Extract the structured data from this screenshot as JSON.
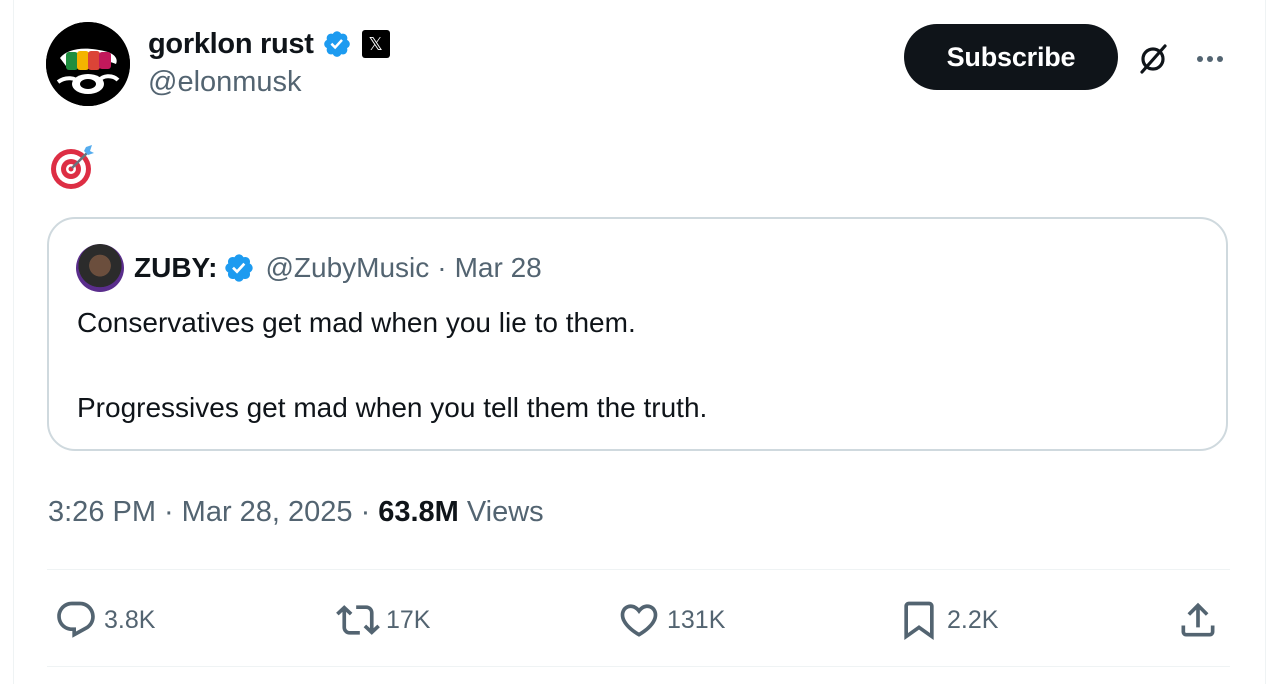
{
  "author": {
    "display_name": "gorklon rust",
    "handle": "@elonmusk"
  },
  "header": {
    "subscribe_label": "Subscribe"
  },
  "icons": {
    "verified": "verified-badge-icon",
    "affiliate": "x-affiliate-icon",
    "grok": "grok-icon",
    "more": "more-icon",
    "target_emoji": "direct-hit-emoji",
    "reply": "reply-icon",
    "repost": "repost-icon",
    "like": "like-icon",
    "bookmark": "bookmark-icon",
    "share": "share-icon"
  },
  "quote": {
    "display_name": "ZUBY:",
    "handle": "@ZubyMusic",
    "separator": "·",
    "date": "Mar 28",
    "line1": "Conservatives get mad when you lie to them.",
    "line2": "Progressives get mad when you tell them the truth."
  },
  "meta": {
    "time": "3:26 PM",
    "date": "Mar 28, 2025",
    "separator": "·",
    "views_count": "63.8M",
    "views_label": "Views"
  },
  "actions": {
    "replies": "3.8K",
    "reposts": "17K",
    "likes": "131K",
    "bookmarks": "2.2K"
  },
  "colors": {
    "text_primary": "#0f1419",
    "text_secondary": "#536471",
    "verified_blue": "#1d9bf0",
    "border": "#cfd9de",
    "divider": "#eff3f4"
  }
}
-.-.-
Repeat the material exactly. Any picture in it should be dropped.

### SOLUTION FOR THIS EXERCISE
Extract the structured data from this screenshot as JSON.
{
  "author": {
    "display_name": "gorklon rust",
    "handle": "@elonmusk"
  },
  "header": {
    "subscribe_label": "Subscribe"
  },
  "icons": {
    "verified": "verified-badge-icon",
    "affiliate": "x-affiliate-icon",
    "grok": "grok-icon",
    "more": "more-icon",
    "target_emoji": "direct-hit-emoji",
    "reply": "reply-icon",
    "repost": "repost-icon",
    "like": "like-icon",
    "bookmark": "bookmark-icon",
    "share": "share-icon"
  },
  "quote": {
    "display_name": "ZUBY:",
    "handle": "@ZubyMusic",
    "separator": "·",
    "date": "Mar 28",
    "line1": "Conservatives get mad when you lie to them.",
    "line2": "Progressives get mad when you tell them the truth."
  },
  "meta": {
    "time": "3:26 PM",
    "date": "Mar 28, 2025",
    "separator": "·",
    "views_count": "63.8M",
    "views_label": "Views"
  },
  "actions": {
    "replies": "3.8K",
    "reposts": "17K",
    "likes": "131K",
    "bookmarks": "2.2K"
  },
  "colors": {
    "text_primary": "#0f1419",
    "text_secondary": "#536471",
    "verified_blue": "#1d9bf0",
    "border": "#cfd9de",
    "divider": "#eff3f4"
  }
}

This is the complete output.